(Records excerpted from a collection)

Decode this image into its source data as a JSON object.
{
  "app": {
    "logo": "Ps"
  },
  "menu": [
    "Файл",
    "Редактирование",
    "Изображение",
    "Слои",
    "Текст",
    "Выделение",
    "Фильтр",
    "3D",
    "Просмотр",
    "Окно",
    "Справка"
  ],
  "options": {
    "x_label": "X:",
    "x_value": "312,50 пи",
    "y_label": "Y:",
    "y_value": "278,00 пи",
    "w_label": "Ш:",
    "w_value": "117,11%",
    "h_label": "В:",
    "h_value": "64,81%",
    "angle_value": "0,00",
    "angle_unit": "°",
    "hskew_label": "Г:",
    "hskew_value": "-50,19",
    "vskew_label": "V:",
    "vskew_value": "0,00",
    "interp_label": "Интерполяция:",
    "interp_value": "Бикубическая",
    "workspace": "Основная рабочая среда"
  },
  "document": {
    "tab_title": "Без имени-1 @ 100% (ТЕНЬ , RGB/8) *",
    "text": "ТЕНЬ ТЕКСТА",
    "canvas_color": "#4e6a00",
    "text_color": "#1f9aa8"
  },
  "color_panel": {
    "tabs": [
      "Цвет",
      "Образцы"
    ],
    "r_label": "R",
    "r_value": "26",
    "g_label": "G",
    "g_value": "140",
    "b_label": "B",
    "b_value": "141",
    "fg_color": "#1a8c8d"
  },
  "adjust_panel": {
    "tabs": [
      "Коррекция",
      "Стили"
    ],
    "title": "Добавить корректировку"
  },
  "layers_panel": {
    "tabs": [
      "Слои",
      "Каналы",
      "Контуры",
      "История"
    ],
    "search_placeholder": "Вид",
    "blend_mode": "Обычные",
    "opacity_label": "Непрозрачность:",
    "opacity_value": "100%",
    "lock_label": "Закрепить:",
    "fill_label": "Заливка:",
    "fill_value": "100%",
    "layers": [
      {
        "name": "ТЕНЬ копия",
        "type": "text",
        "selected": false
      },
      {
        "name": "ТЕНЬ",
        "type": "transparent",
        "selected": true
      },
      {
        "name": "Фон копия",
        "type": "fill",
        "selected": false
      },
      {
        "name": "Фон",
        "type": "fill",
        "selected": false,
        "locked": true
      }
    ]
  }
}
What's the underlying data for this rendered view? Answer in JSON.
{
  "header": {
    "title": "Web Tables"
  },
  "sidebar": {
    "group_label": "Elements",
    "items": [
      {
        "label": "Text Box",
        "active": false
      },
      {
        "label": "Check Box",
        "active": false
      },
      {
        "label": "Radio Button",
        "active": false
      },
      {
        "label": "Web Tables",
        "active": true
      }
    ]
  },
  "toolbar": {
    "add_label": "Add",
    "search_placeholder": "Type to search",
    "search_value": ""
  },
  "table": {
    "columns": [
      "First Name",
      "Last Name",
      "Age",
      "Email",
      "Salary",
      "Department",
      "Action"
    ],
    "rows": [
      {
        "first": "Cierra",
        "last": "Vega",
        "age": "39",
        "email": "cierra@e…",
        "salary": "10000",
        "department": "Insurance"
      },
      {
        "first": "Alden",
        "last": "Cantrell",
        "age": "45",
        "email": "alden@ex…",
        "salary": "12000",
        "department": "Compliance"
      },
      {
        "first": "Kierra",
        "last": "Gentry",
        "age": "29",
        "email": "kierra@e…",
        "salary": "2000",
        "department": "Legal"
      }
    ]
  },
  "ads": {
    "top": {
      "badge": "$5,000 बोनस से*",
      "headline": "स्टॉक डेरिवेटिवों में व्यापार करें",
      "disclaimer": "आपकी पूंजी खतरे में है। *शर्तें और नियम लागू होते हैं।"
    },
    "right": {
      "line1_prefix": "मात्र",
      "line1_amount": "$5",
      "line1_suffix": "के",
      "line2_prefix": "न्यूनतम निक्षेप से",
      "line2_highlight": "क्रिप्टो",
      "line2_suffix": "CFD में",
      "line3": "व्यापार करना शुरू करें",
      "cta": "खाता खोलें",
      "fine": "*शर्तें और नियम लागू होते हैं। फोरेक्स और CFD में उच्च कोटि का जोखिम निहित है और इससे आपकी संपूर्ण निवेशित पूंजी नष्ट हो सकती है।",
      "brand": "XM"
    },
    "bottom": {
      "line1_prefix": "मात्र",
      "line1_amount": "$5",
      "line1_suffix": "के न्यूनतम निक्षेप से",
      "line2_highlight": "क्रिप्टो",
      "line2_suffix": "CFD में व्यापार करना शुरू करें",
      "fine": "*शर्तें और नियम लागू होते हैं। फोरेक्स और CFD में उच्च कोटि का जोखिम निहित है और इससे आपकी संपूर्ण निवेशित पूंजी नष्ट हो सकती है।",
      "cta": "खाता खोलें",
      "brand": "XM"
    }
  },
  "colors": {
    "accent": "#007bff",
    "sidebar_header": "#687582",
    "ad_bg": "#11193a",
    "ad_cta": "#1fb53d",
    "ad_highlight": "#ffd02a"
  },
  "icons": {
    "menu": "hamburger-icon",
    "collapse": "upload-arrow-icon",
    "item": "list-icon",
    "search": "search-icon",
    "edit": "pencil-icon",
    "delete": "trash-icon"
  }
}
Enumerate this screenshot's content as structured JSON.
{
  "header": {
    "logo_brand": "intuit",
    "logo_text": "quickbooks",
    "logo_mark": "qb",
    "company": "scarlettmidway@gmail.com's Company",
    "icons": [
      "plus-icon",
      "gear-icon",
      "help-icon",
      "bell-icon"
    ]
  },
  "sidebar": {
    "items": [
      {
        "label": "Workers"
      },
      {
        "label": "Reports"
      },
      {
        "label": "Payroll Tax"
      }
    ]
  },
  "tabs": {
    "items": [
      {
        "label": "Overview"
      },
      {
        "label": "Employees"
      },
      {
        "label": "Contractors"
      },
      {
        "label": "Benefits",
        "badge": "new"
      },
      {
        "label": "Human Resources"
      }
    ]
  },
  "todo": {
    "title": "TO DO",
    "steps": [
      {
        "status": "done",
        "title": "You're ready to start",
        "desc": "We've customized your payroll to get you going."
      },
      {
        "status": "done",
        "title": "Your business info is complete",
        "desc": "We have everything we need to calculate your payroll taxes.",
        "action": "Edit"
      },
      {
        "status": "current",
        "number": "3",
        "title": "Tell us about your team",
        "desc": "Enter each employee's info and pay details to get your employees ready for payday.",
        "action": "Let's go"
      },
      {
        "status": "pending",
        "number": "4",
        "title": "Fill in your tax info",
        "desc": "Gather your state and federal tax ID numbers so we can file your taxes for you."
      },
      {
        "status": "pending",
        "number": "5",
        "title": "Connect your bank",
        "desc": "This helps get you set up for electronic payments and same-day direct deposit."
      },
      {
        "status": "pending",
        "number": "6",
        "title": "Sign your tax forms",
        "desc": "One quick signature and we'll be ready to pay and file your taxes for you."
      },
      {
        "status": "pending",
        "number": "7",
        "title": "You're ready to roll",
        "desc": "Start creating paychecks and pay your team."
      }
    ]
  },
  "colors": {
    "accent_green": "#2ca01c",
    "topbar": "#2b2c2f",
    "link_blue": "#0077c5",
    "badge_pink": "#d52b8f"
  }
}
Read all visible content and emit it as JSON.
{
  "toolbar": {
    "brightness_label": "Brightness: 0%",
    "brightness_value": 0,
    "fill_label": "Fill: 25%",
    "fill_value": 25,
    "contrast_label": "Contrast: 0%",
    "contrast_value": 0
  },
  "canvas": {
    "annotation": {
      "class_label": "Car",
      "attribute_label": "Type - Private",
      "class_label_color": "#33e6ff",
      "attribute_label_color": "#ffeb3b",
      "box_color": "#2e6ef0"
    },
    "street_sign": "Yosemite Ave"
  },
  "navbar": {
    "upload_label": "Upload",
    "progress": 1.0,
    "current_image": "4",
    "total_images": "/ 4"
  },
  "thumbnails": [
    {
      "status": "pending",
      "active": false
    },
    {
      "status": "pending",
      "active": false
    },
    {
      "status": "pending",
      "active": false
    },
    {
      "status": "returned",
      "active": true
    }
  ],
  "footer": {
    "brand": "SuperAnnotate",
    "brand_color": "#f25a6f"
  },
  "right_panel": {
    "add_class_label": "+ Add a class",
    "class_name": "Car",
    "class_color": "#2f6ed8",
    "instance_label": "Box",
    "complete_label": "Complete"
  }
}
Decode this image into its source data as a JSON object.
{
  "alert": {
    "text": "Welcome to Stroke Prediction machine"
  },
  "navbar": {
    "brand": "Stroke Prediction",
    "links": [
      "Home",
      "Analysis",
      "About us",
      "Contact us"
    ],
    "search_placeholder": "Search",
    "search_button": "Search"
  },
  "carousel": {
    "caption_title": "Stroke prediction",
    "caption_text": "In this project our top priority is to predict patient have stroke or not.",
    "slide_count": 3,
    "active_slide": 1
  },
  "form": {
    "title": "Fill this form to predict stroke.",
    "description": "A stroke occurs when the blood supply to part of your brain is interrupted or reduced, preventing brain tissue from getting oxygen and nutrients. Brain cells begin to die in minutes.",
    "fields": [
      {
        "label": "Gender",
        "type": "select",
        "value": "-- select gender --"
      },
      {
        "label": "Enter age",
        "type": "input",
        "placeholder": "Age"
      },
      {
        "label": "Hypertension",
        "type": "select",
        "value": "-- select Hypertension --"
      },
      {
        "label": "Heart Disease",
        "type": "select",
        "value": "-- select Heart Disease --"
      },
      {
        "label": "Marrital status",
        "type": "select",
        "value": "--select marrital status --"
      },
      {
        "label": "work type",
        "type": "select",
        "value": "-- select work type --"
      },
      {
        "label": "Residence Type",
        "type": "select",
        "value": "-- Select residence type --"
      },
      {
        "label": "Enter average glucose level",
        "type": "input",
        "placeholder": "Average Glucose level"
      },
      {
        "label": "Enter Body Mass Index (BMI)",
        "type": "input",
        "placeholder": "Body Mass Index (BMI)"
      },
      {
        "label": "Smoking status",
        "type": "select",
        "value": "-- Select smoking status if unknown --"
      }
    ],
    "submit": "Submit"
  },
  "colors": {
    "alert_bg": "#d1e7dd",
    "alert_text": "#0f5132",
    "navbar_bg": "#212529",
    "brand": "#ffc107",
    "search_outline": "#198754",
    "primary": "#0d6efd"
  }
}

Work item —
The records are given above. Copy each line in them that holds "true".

Reply to the exercise —
        "selected": true
        "locked": true
        "active": true
      "active": true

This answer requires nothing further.